Video Review


Featuring a 1080p 2.35:1 image transfer, 'Over Your Dead Body' looks generally pretty good. I have a tough time singing its praises because there are clearly a number of artistic elements at play that keep this film from looking like a grand masterpiece in High Definition. While there are a number of sharp and clear shots that provide plenty of detail, there is also a prevailing softness to much of the film that keeps those fine details like facial features or costuming from fully coming into focus. Part of that has to do with the dream-like nature of the film itself so I'm offering up a little forgiveness for artistic intention.
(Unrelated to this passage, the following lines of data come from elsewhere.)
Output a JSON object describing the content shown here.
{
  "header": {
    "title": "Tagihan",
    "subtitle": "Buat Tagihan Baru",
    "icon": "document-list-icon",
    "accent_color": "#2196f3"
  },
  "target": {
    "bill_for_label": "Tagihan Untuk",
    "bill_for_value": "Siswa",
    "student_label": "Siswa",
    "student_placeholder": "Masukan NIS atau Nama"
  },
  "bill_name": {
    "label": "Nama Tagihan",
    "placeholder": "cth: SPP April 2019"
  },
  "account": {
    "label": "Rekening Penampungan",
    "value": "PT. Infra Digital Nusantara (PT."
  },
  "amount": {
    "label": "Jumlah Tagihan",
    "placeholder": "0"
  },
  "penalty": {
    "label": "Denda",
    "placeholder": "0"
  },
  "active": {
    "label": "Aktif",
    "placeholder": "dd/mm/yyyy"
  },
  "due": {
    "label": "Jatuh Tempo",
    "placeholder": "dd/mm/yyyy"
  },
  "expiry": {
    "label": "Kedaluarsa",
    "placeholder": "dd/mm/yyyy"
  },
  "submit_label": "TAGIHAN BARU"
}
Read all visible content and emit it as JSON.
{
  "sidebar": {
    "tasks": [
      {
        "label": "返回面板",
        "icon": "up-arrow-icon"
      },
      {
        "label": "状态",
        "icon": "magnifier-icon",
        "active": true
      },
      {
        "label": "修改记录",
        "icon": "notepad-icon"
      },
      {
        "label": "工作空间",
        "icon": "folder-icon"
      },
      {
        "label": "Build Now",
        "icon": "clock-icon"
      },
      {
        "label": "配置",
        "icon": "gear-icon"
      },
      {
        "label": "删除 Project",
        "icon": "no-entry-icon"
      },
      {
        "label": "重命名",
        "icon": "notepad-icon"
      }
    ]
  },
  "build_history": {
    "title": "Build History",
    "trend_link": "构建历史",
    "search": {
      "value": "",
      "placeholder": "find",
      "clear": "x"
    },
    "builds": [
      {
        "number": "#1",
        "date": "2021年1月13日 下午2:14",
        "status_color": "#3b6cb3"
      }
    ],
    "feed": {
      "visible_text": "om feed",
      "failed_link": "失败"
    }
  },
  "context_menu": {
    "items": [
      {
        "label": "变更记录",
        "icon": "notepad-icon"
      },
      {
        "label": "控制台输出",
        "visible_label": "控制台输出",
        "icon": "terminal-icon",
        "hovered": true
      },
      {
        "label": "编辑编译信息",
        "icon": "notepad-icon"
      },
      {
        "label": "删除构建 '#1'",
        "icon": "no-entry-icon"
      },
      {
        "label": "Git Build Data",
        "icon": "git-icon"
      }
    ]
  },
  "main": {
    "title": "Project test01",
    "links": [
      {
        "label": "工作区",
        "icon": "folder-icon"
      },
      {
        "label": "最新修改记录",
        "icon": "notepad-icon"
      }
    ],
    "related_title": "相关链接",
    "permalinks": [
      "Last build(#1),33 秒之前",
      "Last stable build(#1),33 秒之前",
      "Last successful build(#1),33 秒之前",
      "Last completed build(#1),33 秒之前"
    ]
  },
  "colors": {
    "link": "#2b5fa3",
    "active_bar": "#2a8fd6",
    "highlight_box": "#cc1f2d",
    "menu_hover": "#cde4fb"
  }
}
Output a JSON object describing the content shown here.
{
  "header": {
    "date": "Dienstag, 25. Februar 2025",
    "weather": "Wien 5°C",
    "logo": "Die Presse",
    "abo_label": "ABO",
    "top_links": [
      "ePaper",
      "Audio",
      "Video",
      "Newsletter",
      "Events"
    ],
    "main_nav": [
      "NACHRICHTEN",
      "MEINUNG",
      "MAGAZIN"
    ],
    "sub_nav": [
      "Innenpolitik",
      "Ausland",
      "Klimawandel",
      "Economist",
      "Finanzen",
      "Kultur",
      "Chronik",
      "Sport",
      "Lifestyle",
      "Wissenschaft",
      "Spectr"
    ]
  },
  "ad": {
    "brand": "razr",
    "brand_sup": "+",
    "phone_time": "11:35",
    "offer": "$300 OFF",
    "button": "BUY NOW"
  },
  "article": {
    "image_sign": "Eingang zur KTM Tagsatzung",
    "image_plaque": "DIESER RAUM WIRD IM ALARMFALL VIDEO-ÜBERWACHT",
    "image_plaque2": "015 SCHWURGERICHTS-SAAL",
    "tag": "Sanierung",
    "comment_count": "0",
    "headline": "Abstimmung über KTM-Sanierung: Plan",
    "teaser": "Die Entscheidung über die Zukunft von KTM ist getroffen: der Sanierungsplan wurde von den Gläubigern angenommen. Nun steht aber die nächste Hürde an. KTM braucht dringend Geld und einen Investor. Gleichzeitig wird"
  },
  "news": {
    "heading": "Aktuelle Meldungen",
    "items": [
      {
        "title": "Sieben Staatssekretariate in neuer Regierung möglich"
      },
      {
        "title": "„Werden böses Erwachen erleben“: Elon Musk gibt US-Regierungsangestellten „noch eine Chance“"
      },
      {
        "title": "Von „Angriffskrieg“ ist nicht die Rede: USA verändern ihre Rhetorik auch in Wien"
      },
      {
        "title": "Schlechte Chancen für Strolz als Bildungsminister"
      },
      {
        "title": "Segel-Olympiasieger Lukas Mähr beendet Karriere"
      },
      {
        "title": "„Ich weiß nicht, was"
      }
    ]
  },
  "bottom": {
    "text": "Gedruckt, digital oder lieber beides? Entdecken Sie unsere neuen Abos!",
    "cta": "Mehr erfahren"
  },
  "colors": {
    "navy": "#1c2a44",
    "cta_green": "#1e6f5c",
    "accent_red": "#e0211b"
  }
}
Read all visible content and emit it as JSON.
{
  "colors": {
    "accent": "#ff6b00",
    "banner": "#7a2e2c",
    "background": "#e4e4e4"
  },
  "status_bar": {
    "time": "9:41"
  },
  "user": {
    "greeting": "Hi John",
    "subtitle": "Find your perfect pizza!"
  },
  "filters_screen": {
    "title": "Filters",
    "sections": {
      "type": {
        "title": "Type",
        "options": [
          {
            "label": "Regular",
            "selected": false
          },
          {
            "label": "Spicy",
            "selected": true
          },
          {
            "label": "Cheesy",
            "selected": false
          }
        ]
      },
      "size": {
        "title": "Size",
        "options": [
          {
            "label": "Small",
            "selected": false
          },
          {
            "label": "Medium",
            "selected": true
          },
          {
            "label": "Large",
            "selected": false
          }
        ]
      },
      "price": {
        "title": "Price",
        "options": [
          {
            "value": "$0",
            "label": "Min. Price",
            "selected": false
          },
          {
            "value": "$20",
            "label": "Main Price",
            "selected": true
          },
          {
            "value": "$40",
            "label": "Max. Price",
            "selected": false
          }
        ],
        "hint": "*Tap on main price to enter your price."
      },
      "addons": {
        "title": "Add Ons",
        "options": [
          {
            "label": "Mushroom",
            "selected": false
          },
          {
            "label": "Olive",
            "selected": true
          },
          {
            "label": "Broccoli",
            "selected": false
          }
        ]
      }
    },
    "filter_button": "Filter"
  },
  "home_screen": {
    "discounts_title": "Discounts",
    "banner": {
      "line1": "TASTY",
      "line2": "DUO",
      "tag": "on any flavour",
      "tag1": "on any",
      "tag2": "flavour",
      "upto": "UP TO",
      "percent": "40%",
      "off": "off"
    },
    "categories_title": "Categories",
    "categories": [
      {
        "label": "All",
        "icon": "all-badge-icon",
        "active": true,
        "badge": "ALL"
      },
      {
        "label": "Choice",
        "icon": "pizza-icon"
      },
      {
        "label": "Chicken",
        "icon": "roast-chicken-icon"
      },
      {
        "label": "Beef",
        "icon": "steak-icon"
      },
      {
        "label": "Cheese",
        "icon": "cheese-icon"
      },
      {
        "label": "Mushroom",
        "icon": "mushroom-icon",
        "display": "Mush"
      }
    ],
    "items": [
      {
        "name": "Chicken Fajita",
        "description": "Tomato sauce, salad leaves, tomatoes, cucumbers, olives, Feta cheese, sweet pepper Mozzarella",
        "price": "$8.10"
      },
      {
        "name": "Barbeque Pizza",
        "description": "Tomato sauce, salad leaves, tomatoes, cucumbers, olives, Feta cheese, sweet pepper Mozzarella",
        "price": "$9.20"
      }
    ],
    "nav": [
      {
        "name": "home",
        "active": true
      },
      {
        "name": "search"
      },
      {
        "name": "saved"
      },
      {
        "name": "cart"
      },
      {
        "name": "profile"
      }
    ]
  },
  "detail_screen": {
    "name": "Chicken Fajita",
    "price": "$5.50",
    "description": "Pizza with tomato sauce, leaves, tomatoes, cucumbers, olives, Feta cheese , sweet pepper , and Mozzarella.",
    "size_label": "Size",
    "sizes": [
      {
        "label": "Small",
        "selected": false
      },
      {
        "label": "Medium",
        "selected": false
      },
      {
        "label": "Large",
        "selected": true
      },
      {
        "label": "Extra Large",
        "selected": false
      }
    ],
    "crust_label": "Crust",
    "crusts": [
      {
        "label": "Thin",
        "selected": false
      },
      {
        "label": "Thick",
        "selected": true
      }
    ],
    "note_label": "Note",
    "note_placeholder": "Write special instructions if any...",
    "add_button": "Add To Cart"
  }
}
That said, some scenes that are well lit and take place in modern times and aren't part of the stage play recreations or a dreamy fantasy can appear a bit smeary. Colors are genuinely pretty strong favoring cooler blues. Black levels are also solid and are free of any notable crush issues, but at the same time, the image retains a flatness to it that fails to provide a robust sense of depth. I'm conflicted with this presentation because part of the way the film looks is clearly by intention but I also wonder if this isn't a limitation of the digital photography used or the transfer itself? Still a strong image presentation overall, it just has some noticeable faults. 

Audio Review


'Over Your Dead Body' arrives with a beautiful Japanese DTS-HD MA 5.1 audio track as well as a muddy English-dubbed DTS-HD MA 2.0 audio track. For all intents and purposes, if you don't have any trouble keeping pace with a movie while reading subtitles, stick to the Japanese 5.1 track. The 5.1 track offers up plenty of atmosphere and dimensionality that keeps the surrounds occupied in subtle ways while allowing crisp and clear dialogue to dominate the front/center channels. The English dubbed track simply doesn't offer the subtleties that a film like this requires. Also, the dialogue is just flat and doesn't feel organic in any way to the score or the sound effects. In this case, stick to the 5.1 Japanese track. There is also a 2.0 Japanese track that is still pretty powerful, but again, you don't get to enjoy the quieter and subtle surround effects as well as you would have with the 5.1 track. There are a lot of sound options here, but there really is only one choice if you want a proper experience for this film.  

Special Features


Theatrical Trailer: (HD 2:03)

Final Thoughts

Those Takashi Miike fans expecting a splatter fest of the director's previous works may be bummed to learn that is simply not the focus of 'Over Your Dead Body.' Similarly, those expecting a spooky, ghostly horror film may also be a bit disappointed with something that amounts to being a slow-burn psychological thriller with twists of horror woven into it. My suggestion is that you take your time with it and let yourself be carried away by it eventually. If you're out for instant gratification, this isn't your movie. Shout/Scream Factory has done a pretty good job bringing 'Over Your Dead Body' to Blu-ray with a decent image transfer and a strong audio track. The lack of extras is a shame, but the film itself still makes this release worth a look.